Travelers are getting some pretty good deals on airplane tickets.
The average price of domestic airfare dropped to $363 in the fourth quarter of 2015 — the lowest level since 2010, according to the Department of Transportation.
The 8.3% annual drop is due largely in part to cheap oil. The price of oil fell to as low as $33.98 a barrel in the last three months of 2015.
But airfare prices and oil prices aren’t directly correlated.
“Airlines don’t set their prices based on their costs to fly the planes; they set them to maximize their revenue,” explained Jeff Klee, CEO of CheapAir.com. “No matter how high or low their costs are, they will sell their seats for the highest that the market will bear.”
But low oil prices are a win for passengers — it can just take some time to trickle down to their wallets.
Cheap oil boosts airlines’ profits and allows them to grow and add routes and buy better planes.
Low-cost carriers, like Spirit Airlines and Allegiant Air, have been expanding to new cities and putting pressure on the existing carriers to drop their prices in order to compete.

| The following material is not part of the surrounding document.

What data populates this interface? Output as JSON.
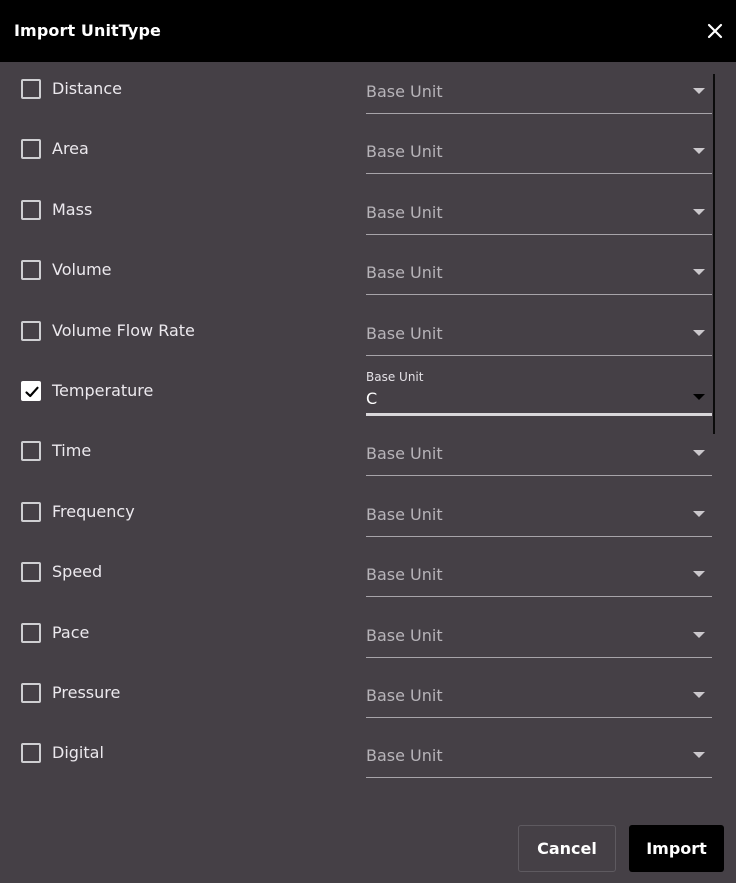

“The major airlines are matching their low fares,” said George Hobica, founder of Airfarewatchdog.com. “It’s a pretty good time to fly.”

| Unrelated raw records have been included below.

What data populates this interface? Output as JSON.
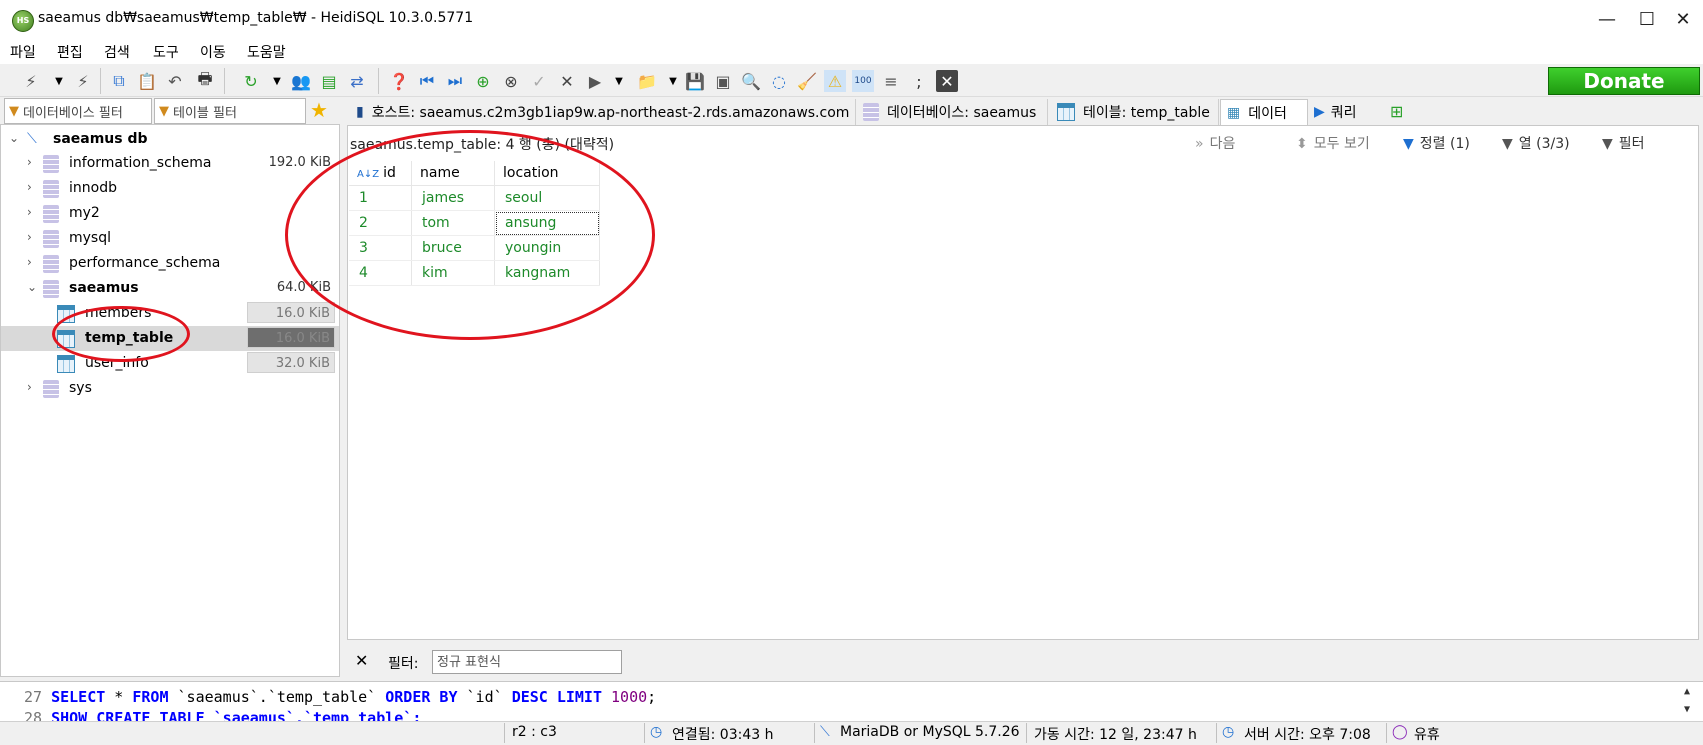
{
  "window": {
    "title": "saeamus db₩saeamus₩temp_table₩ - HeidiSQL 10.3.0.5771",
    "icon_text": "HS",
    "minimize_glyph": "—",
    "maximize_glyph": "☐",
    "close_glyph": "✕"
  },
  "menu": [
    "파일",
    "편집",
    "검색",
    "도구",
    "이동",
    "도움말"
  ],
  "toolbar": {
    "donate_label": "Donate"
  },
  "left_panel": {
    "db_filter_placeholder": "데이터베이스 필터",
    "table_filter_placeholder": "테이블 필터",
    "root": "saeamus db",
    "databases": [
      {
        "name": "information_schema",
        "size": "192.0 KiB"
      },
      {
        "name": "innodb",
        "size": ""
      },
      {
        "name": "my2",
        "size": ""
      },
      {
        "name": "mysql",
        "size": ""
      },
      {
        "name": "performance_schema",
        "size": ""
      },
      {
        "name": "saeamus",
        "size": "64.0 KiB"
      },
      {
        "name": "sys",
        "size": ""
      }
    ],
    "tables": [
      {
        "name": "members",
        "size": "16.0 KiB"
      },
      {
        "name": "temp_table",
        "size": "16.0 KiB"
      },
      {
        "name": "user_info",
        "size": "32.0 KiB"
      }
    ]
  },
  "tabs": {
    "host": "호스트: saeamus.c2m3gb1iap9w.ap-northeast-2.rds.amazonaws.com",
    "database": "데이터베이스: saeamus",
    "table": "테이블: temp_table",
    "data": "데이터",
    "query": "쿼리"
  },
  "grid": {
    "info": "saeamus.temp_table: 4 행 (총) (대략적)",
    "next": "다음",
    "show_all": "모두 보기",
    "sort": "정렬 (1)",
    "columns_btn": "열 (3/3)",
    "filter_btn": "필터",
    "sort_glyph": "A↓Z",
    "columns": [
      "id",
      "name",
      "location"
    ],
    "rows": [
      [
        "1",
        "james",
        "seoul"
      ],
      [
        "2",
        "tom",
        "ansung"
      ],
      [
        "3",
        "bruce",
        "youngin"
      ],
      [
        "4",
        "kim",
        "kangnam"
      ]
    ]
  },
  "filter_bar": {
    "close": "✕",
    "label": "필터:",
    "placeholder": "정규 표현식"
  },
  "sql_log": {
    "line1_no": "27",
    "line1": {
      "select": "SELECT",
      "star": " * ",
      "from": "FROM",
      "table": " `saeamus`.`temp_table` ",
      "order": "ORDER BY",
      "col": " `id` ",
      "desc": "DESC",
      "limit": "LIMIT",
      "n": "1000",
      "end": ";"
    },
    "line2_no": "28",
    "line2": "SHOW CREATE TABLE `saeamus`.`temp_table`;"
  },
  "status": {
    "cursor": "r2 : c3",
    "connected": "연결됨: 03:43 h",
    "server": "MariaDB or MySQL 5.7.26",
    "uptime": "가동 시간: 12 일, 23:47 h",
    "server_time": "서버 시간: 오후 7:08",
    "idle": "유휴"
  },
  "colors": {
    "annotation": "#e0141e",
    "grid_text": "#1d8a2a",
    "keyword": "#0000ff",
    "donate": "#2eb81e"
  }
}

Airlines have also been buying more fuel-efficient planes, which reduces the cost of flying.
“They are retiring those gas guzzlers,” said Hobica, who noted some of the new planes are 20% more fuel efficient. “You can expect to see some of those savings passed on.”
Travelers in Chicago, Dallas and Philadelphia are catching some of the biggest prices discounts in the country as the competition heats up in the cities, he added.
The Transportation Department’s figures don’t include added fees for things like checked luggage or more legroom, which are also big revenue boosters and don’t go away when oil prices drop.
“It’s much easier now for airlines to lower fares when they have to without triggering a financial bloodbath,” said Klee.